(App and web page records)
= = = = =

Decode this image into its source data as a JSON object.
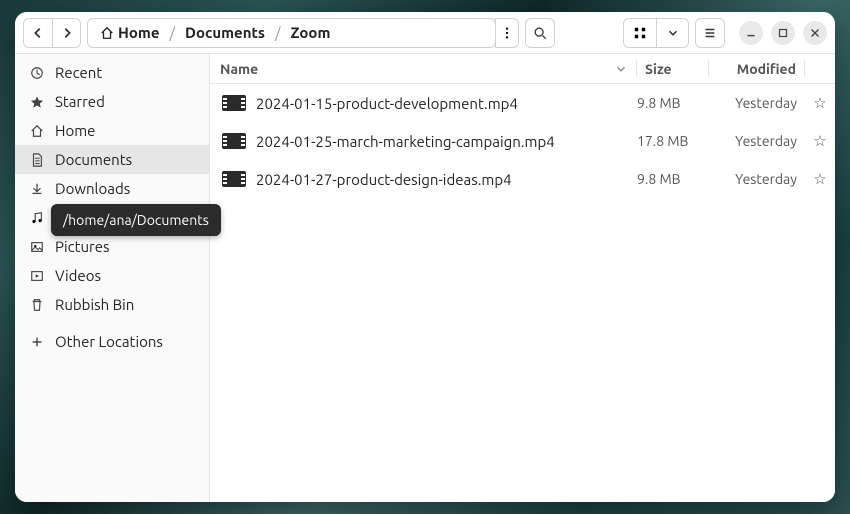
{
  "breadcrumbs": [
    {
      "label": "Home",
      "has_icon": true
    },
    {
      "label": "Documents"
    },
    {
      "label": "Zoom"
    }
  ],
  "tooltip": "/home/ana/Documents",
  "columns": {
    "name": "Name",
    "size": "Size",
    "modified": "Modified"
  },
  "sidebar": [
    {
      "icon": "clock",
      "label": "Recent"
    },
    {
      "icon": "star",
      "label": "Starred"
    },
    {
      "icon": "home",
      "label": "Home"
    },
    {
      "icon": "document",
      "label": "Documents",
      "active": true
    },
    {
      "icon": "download",
      "label": "Downloads"
    },
    {
      "icon": "music",
      "label": "Music"
    },
    {
      "icon": "pictures",
      "label": "Pictures"
    },
    {
      "icon": "videos",
      "label": "Videos"
    },
    {
      "icon": "trash",
      "label": "Rubbish Bin"
    },
    {
      "icon": "plus",
      "label": "Other Locations"
    }
  ],
  "files": [
    {
      "name": "2024-01-15-product-development.mp4",
      "size": "9.8 MB",
      "modified": "Yesterday"
    },
    {
      "name": "2024-01-25-march-marketing-campaign.mp4",
      "size": "17.8 MB",
      "modified": "Yesterday"
    },
    {
      "name": "2024-01-27-product-design-ideas.mp4",
      "size": "9.8 MB",
      "modified": "Yesterday"
    }
  ]
}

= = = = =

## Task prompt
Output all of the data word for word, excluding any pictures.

## Expected answer
Decode this image into its source data as a JSON object.
{
  "breadcrumbs": [
    {
      "label": "Home",
      "has_icon": true
    },
    {
      "label": "Documents"
    },
    {
      "label": "Zoom"
    }
  ],
  "tooltip": "/home/ana/Documents",
  "columns": {
    "name": "Name",
    "size": "Size",
    "modified": "Modified"
  },
  "sidebar": [
    {
      "icon": "clock",
      "label": "Recent"
    },
    {
      "icon": "star",
      "label": "Starred"
    },
    {
      "icon": "home",
      "label": "Home"
    },
    {
      "icon": "document",
      "label": "Documents",
      "active": true
    },
    {
      "icon": "download",
      "label": "Downloads"
    },
    {
      "icon": "music",
      "label": "Music"
    },
    {
      "icon": "pictures",
      "label": "Pictures"
    },
    {
      "icon": "videos",
      "label": "Videos"
    },
    {
      "icon": "trash",
      "label": "Rubbish Bin"
    },
    {
      "icon": "plus",
      "label": "Other Locations"
    }
  ],
  "files": [
    {
      "name": "2024-01-15-product-development.mp4",
      "size": "9.8 MB",
      "modified": "Yesterday"
    },
    {
      "name": "2024-01-25-march-marketing-campaign.mp4",
      "size": "17.8 MB",
      "modified": "Yesterday"
    },
    {
      "name": "2024-01-27-product-design-ideas.mp4",
      "size": "9.8 MB",
      "modified": "Yesterday"
    }
  ]
}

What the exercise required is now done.